The Pound to Australian Dollar (GBP/AUD) exchange rate trended lower this morning, as the Australian Dollar benefitted from speculation that US President Donald Trump was in good health after news he had caught the coronavirus Covid19. The ‘Aussie’ was able to push the Pound down a little more easily, as news of Brexit talks being extended was not enough to boost market hopes for a deal.
Last Week: UK and US Politics Return to Market Focus
Last week saw the Pound attempt to advance on hopes that there could be a breakthrough in UK-EU Brexit talks. However, there was also speculation that talks were on the brink of collapsing, which kept the Pound’s gains limited and volatile.
Meanwhile, the Australian Dollar benefitted from some limited market return to risk-sentiment. It was limited however, as global markets were shocked by US political news.
At the end of the week, it was reported that US President Donald Trump had contracted Covid19. This threw the US Presidential Election into uncertainty, with only about a month until election day.
Investors were less willing to take risks on trade-correlated currencies like the Australian Dollar as a result.
Three Things to Watch For This Week
- Reserve Bank of Australia (RBA) Policy Decision
The Reserve Bank of Australia (RBA) will hold its October policy decision during tomorrow’s Asian session. If the bank is less dovish than expected, the Australian Dollar could see stronger demand.
- Health of US President Donald Trump

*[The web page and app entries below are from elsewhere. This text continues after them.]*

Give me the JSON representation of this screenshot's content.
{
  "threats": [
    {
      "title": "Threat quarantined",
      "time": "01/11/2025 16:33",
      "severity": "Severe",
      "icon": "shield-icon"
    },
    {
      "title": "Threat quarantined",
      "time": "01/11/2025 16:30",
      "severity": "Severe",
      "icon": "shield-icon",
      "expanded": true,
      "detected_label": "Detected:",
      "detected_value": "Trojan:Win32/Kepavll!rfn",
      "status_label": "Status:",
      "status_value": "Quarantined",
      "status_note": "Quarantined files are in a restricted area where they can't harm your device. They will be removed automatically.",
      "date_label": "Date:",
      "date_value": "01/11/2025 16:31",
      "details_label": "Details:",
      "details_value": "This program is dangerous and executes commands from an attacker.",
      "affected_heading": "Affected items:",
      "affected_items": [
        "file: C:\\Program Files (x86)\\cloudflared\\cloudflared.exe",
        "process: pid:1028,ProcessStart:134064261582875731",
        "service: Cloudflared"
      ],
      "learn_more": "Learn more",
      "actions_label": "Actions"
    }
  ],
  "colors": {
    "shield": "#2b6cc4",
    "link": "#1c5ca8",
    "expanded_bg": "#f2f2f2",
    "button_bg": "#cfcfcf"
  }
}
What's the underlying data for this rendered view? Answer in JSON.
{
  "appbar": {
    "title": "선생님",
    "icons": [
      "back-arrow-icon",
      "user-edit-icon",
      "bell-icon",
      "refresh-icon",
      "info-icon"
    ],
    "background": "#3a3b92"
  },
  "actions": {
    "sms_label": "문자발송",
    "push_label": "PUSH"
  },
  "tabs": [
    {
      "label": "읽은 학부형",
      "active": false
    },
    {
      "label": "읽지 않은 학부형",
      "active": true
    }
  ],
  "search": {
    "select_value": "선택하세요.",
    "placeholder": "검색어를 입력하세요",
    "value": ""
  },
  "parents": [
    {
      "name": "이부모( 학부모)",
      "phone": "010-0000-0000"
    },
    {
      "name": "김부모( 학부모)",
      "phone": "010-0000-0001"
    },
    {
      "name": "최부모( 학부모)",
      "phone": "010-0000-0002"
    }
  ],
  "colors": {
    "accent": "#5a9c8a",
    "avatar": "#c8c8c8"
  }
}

It was only recently confirmed that US President Donald Trump had contracted the coronavirus Covid19. If his case appears to be a mild one, hopes for an uninterrupted election will rise and markets may be more willing to take risks again.
- UK Growth Rate Report
Britain’s latest growth rate stats are due on Friday. Unless there are Brexit surprises, these are most likely to influence the Pound this week.
With Brexit talks extended, the Pound may be less likely to dominate movement this week. The Australian Dollar will be influenced by Reserve Bank of Australia (RBA) and coronavirus news.